The following series of events help protect the integrity of SSH
communication between two hosts.
A cryptographic handshake is made so that the client can verify
that it is communicating with the correct server.
The transport layer of the connection between the client and
remote host is encrypted using a symmetric cipher.
The client authenticates itself to the server.
The remote client interacts with the remote host over the
The primary role of the transport layer is to facilitate safe
and secure communication between the two hosts at the time of
authentication and during subsequent communication. The transport
layer accomplishes this by handling the encryption and decryption
of data, and by providing integrity protection of data packets as
they are sent and received. The transport layer also provides
compression, speeding the transfer of information.
Once an SSH client contacts a server, key information is

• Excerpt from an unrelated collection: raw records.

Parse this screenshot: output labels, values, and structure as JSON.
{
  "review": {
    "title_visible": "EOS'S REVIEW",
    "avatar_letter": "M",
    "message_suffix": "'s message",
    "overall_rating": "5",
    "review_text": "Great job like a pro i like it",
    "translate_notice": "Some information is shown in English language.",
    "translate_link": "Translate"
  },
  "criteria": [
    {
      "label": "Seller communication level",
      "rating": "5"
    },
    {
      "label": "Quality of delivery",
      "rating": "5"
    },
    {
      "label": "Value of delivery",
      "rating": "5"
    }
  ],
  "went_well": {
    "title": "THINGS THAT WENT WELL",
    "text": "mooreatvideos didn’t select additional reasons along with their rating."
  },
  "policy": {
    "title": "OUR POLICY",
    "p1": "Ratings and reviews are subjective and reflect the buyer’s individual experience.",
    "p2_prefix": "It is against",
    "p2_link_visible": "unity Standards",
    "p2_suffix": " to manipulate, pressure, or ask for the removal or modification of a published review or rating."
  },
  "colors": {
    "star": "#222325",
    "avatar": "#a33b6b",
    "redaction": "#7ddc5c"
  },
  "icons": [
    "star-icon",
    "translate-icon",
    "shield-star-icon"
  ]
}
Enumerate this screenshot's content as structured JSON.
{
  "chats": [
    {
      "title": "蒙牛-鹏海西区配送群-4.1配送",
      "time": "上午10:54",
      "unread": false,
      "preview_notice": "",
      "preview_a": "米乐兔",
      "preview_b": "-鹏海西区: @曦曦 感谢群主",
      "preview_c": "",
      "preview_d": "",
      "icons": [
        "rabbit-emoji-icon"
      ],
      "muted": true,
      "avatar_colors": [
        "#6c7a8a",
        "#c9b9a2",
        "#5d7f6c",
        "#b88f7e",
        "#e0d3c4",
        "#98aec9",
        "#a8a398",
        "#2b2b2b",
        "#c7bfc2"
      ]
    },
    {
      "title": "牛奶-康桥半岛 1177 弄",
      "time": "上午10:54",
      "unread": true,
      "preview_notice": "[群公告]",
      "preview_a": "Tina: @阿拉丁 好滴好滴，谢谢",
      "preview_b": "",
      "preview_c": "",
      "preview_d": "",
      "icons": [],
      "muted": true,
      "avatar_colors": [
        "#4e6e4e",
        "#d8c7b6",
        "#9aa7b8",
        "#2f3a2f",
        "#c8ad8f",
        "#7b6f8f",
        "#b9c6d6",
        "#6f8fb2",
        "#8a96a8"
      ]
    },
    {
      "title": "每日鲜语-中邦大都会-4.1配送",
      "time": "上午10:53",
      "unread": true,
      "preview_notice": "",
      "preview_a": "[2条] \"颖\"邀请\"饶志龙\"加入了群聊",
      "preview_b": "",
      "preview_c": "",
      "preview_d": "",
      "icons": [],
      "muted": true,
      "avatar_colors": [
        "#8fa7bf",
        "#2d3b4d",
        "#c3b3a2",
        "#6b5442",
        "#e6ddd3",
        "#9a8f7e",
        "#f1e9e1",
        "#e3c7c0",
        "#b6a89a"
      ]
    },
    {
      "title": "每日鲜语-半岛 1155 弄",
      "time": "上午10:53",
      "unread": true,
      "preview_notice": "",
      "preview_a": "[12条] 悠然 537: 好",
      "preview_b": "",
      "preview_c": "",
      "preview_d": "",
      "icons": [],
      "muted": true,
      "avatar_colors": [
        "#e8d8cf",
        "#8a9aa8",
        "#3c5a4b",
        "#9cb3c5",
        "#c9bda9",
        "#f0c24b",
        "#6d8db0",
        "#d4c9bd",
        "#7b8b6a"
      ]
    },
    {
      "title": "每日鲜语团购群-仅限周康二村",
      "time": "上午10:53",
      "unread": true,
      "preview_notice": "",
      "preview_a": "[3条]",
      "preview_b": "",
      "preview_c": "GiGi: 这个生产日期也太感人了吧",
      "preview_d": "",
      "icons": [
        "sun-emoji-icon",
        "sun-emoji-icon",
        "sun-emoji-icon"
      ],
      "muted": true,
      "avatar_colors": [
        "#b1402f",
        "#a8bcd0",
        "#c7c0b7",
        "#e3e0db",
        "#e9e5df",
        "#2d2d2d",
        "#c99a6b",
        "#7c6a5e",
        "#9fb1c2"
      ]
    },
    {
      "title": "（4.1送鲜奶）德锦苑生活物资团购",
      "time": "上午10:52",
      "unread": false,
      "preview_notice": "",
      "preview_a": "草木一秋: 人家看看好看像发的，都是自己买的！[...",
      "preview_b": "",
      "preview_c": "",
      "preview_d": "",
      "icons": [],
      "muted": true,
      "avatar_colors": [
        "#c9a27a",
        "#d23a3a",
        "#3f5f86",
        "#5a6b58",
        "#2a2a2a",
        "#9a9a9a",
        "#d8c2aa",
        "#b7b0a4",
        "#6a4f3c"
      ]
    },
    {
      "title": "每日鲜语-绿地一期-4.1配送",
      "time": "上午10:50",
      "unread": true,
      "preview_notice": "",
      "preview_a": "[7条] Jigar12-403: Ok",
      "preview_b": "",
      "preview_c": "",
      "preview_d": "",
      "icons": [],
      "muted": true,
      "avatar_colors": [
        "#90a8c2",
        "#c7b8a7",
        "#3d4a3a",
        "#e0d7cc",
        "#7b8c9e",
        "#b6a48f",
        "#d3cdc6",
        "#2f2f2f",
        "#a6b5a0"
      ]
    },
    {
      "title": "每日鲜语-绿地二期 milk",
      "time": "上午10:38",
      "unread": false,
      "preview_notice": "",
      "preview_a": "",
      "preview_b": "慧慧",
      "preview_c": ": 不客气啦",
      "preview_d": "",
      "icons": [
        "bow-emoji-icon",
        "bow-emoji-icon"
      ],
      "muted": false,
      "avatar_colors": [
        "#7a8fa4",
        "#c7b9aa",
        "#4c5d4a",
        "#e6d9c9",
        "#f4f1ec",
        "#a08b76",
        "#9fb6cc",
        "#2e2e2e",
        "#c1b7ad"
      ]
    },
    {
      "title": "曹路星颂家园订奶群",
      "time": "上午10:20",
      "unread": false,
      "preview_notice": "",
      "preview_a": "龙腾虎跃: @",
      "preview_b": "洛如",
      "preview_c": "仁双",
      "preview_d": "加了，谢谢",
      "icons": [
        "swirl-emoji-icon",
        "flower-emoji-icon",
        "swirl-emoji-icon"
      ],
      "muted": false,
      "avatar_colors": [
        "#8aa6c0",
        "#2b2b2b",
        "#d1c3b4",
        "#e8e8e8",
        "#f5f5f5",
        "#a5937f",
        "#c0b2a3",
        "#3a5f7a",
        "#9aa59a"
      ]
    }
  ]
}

exchanged so that the two systems can correctly construct the
transport layer. The following steps occur during this
Keys are exchanged
The public key encryption algorithm is determined
The symmetric encryption algorithm is determined
The message authentication algorithm is determined
The hash algorithm is determined
During the key exchange, the server identifies itself to the
client with a unique host key. If the
client has never communicated with this particular server before,
the server's host key is unknown to the client and it does not
connect. OpenSSH gets around this problem by accepting the server's
host key after the user is notified and verifies the acceptance of
the new host key. In subsequent connections, the server's host key
is checked against the saved version on the client, providing
confidence that the client is indeed communicating with the
intended server. If, in the future, the host key no longer matches,
the user must remove the client's saved version before a connection
It is possible for an attacker to masquerade as an SSH server
during the initial contact since the local system does not know the
difference between the intended server and a false one set up by an
attacker. To help prevent this, verify the integrity of a new SSH
server by contacting the server administrator before connecting for
the first time or in the event of a host key mismatch.
SSH is designed to work with almost any kind of public key
algorithm or encoding format. After an initial key exchange creates
a hash value used for exchanges and a shared secret value, the two
systems immediately begin calculating new keys and algorithms to
protect authentication and future data sent over the
After a certain amount of data has been transmitted using a
given key and algorithm (the exact amount depends on the SSH
implementation), another key exchange occurs, generating another
set of hash values and a new shared secret value. Even if an
attacker is able to determine the hash and shared secret value,
this information is only useful for a limited period of time.
Once the transport layer has constructed a secure tunnel to pass
information between the two systems, the server tells the client
the different authentication methods supported, such as using a
private key-encoded signature or typing a password. The client then
tries to authenticate itself to the server using one of these
SSH servers and clients can be configured to allow different
types of authentication, which gives each side the optimal amount
of control. The server can decide which encryption methods it
supports based on its security model, and the client can choose the
order of authentication methods to attempt from the available
options. Thanks to the secure nature of the SSH transport layer,
even seemingly insecure authentication methods, such as a host and
password-based authentication, are safe to use.
After a successful authentication over the SSH transport layer,
multiple channels are opened via a
technique called multiplexing. Each of
these channels handles communication for different terminal
sessions and for forwarded X11 sessions.
Both clients and servers can create a new channel. Each channel
is then assigned a different number on each end of the connection.
When the client attempts to open a new channel, the clients sends
the channel number along with the request. This information is
stored by the server and is used to direct communication to that
channel. This is done so that different types of sessions do not
affect one another and so that when a given session ends, its
channel can be closed without disrupting the primary SSH
Channels also support flow-control,
which allows them to send and receive data in an orderly fashion.
In this way, data is not sent over the channel until the client
receives a message that the channel is open.
The client and server negotiate the characteristics of each
channel automatically, depending on the type of service the client
requests and the way the user is connected to the network. This
allows great flexibility in handling different types of remote
connections without having to change the basic infrastructure of